Your instructions
Look for "Номенклатура" in each line of the records, and copy the lines that have it.

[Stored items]
**********

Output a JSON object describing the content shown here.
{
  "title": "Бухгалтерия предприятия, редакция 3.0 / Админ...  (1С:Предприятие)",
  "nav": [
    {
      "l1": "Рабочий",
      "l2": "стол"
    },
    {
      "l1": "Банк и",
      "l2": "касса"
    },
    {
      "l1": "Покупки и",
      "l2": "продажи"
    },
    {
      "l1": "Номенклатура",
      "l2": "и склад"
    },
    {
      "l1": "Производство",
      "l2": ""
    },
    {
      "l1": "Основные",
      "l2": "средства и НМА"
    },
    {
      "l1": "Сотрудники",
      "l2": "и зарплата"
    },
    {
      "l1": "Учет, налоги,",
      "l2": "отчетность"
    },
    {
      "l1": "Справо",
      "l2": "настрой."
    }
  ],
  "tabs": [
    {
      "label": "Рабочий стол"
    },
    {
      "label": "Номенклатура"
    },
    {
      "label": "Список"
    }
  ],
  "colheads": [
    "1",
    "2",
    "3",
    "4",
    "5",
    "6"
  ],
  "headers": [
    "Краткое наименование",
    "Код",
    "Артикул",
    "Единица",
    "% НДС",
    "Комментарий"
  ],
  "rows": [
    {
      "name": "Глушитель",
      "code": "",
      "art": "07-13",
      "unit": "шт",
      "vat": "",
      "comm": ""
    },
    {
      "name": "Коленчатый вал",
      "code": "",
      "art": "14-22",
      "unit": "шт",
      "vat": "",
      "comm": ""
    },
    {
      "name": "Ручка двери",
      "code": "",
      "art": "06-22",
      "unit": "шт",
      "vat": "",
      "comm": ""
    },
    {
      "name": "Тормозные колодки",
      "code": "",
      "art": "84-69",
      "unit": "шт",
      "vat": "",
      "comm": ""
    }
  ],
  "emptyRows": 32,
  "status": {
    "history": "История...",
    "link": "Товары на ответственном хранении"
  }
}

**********

Solution to this task
      "l1": "Номенклатура",
      "label": "Номенклатура"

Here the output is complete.